Health insurance provided by the government. Examples include Medicaid, CHIP, and Veterans Benefits.
- Health Insurance Exchange-
See Health Insurance Marketplace
- Health Insurance Marketplace-
A resource where individuals, families, and small businesses can learn about their health coverage options; compare health insurance plans based on costs, benefits, and other important features; choose a plan; and enroll in coverage. The Marketplace also provides information on programs that help people with low to moderate income and resources pay for coverage. This includes ways to save on the monthly premiums and out-of-pocket costs of coverage available through the Marketplace, and information about other programs, including Medicaid and the Children’s Health Insurance Program (CHIP). The Marketplace encourages competition among private health plans, and is accessible through websites, call centers, and in-person assistance. In some states, the Marketplace is run by the state. In others it is run by the federal government.
- Health Insurance Penalty (Fee)-

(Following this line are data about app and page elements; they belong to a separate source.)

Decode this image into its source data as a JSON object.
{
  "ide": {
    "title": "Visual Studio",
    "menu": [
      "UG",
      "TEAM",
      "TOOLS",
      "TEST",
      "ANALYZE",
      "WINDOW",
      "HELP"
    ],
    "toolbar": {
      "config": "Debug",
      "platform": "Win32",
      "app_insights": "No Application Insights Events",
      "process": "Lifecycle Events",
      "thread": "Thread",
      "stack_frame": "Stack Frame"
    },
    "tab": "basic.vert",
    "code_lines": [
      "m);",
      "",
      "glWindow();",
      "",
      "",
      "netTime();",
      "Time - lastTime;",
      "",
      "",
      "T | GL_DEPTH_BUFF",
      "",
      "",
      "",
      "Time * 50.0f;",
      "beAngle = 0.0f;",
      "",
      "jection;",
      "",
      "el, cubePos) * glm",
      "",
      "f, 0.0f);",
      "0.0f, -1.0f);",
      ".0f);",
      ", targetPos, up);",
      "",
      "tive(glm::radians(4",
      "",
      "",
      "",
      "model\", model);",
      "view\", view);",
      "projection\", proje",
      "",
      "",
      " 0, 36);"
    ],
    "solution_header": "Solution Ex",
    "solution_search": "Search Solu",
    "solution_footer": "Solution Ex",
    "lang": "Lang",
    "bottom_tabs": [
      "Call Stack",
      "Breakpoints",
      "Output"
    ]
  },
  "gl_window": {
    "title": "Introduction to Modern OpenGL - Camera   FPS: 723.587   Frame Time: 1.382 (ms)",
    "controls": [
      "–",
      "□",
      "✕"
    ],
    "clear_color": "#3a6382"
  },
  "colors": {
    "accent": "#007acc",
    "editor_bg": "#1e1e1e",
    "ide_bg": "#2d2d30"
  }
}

Starting January 1, 2014, if someone doesn't have a health plan that qualifies as minimum essential coverage, he or she may have to pay a fee that increases every year: from 1% of income (or $95 per adult, whichever is higher) in 2014 to 2.5% of income (or $695 per adult) in 2016. The fee for children is half the adult amount. The fee is paid on the 2014 federal income tax form, which is completed in 2015. People with very low incomes and others may be eligible for waivers.
- Individual (Health Care) plan-

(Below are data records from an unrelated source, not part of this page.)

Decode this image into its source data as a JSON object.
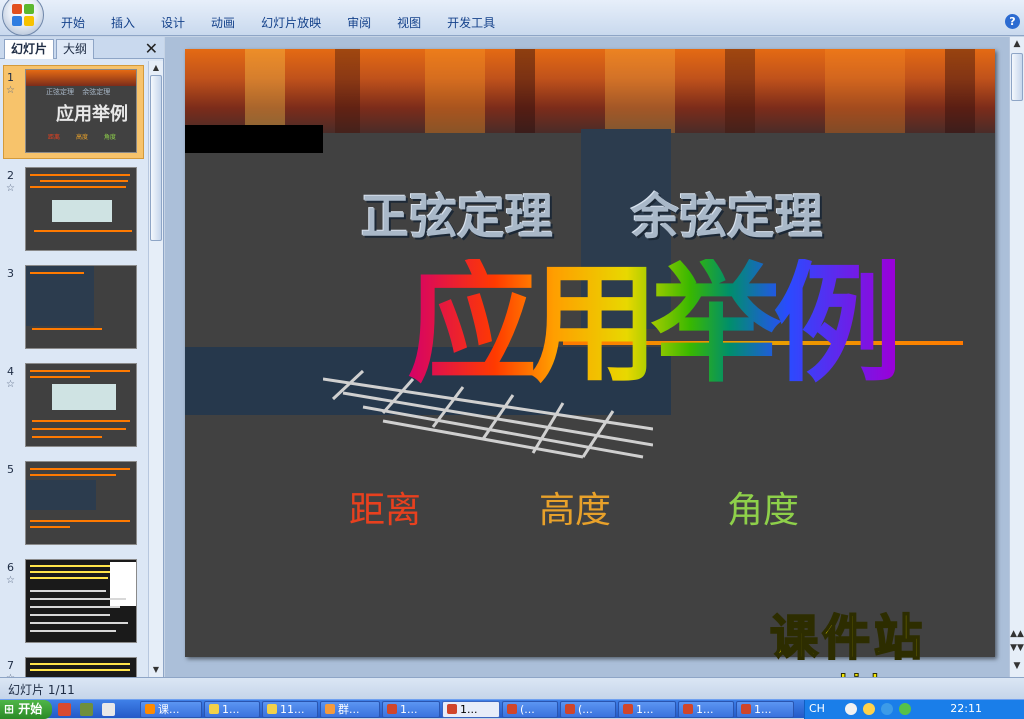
{
  "ribbon": {
    "tabs": [
      "开始",
      "插入",
      "设计",
      "动画",
      "幻灯片放映",
      "审阅",
      "视图",
      "开发工具"
    ],
    "help_label": "?"
  },
  "left_panel": {
    "tabs": [
      "幻灯片",
      "大纲"
    ],
    "close_label": "✕",
    "thumbnails": [
      {
        "number": "1",
        "has_animation": true,
        "selected": true
      },
      {
        "number": "2",
        "has_animation": true,
        "selected": false
      },
      {
        "number": "3",
        "has_animation": false,
        "selected": false
      },
      {
        "number": "4",
        "has_animation": true,
        "selected": false
      },
      {
        "number": "5",
        "has_animation": false,
        "selected": false
      },
      {
        "number": "6",
        "has_animation": true,
        "selected": false
      },
      {
        "number": "7",
        "has_animation": true,
        "selected": false
      }
    ]
  },
  "slide": {
    "subtitle_left": "正弦定理",
    "subtitle_right": "余弦定理",
    "main_title": "应用举例",
    "keywords": [
      {
        "text": "距离",
        "color": "#e8401e"
      },
      {
        "text": "高度",
        "color": "#e8a12a"
      },
      {
        "text": "角度",
        "color": "#8ed04a"
      }
    ],
    "thumb1_subtitles": [
      "正弦定理",
      "余弦定理"
    ],
    "thumb1_title": "应用举例",
    "thumb1_keywords": [
      "距离",
      "高度",
      "角度"
    ]
  },
  "watermark": {
    "chinese": "课件站",
    "url": "www.kjzhan.com"
  },
  "status_bar": {
    "slide_counter": "幻灯片 1/11"
  },
  "taskbar": {
    "start_label": "开始",
    "tasks": [
      "课...",
      "1...",
      "11...",
      "群...",
      "1...",
      "1...",
      "(...",
      "(...",
      "1...",
      "1...",
      "1..."
    ],
    "ime_label": "CH",
    "clock": "22:11"
  },
  "colors": {
    "ribbon_text": "#15428b",
    "selected_thumb": "#f7c36b",
    "slide_bg": "#414141",
    "watermark": "#f5e600"
  }
}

Insurance plan that you purchase yourself the Health Insurance Marketplace and it is not from your employer.
A state-administered health insurance program for low-income families and children, pregnant women, the elderly, people with disabilities, and in some states, other adults. The Federal government provides a portion of the funding for Medicaid and sets guidelines for the program. States also have choices in how they design their program, so Medicaid varies state by state and may have a different name in your state.
A Federal health insurance program for people who are age 65 or older and certain younger people with disabilities. It also covers people with End-Stage Renal Disease (permanent kidney failure requiring dialysis or a transplant, sometimes called ESRD).

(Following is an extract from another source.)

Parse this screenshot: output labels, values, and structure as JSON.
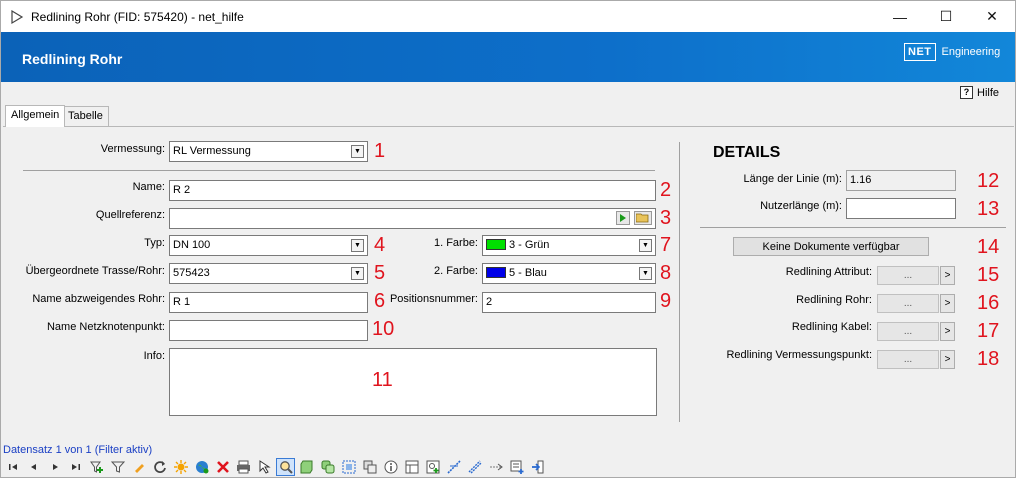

- Medicare Part D donut hole-
Most plans with Medicare prescription drug coverage (Part D) have a coverage gap (called a "donut hole"). This means that after you and your drug plan have spent a certain amount of money for covered drugs, you have to pay all costs out-of-pocket for your prescriptions up to a yearly limit. Once you have spent up to the yearly limit, your coverage gap ends and your drug plan helps pay for covered drugs again.
- Minimum Essential Coverage-
The type of coverage an individual needs to have to meet the individual responsibility requirement under the Affordable Care Act. This includes individual market policies, job-based coverage, Medicare, Medicaid, CHIP, TRICARE and certain other coverage.
- Open Enrollment Period- period of time during which eligible individuals can enroll in a Qualified Health plan in the marketplace. In 2014, the Open Enrollment Period is October 1, 2013- March 31, 2014. For 2015 and later years, the Open Enrollment Period is October 15 to December 7 of the previous year. Individuals may also qualify for Special Enrollment Periods outside of Open Enrollment if they experience certain events. (See Special Enrollment Period and Qualifying Life Event)
- Qualifying Life Event- A change or interruption in your life than makes you eligible for a Special Enrollment Period to enroll in health coverage. Examples include moving to a new state, changes in your income, and changes in your family size (marry, divorce, have a baby, or become pregnant).
- Special Enrollment Period- Time outside open enrollment period during which you and your family have a right to sign up for job based health coverage. Job based plans must provide a special enrollment period of 30 days following certain life events that involve a family status (examples include marriage or birth of a child) or loads of other job based health coverage.
A health care program for active-duty and retired uniformed services members and their families.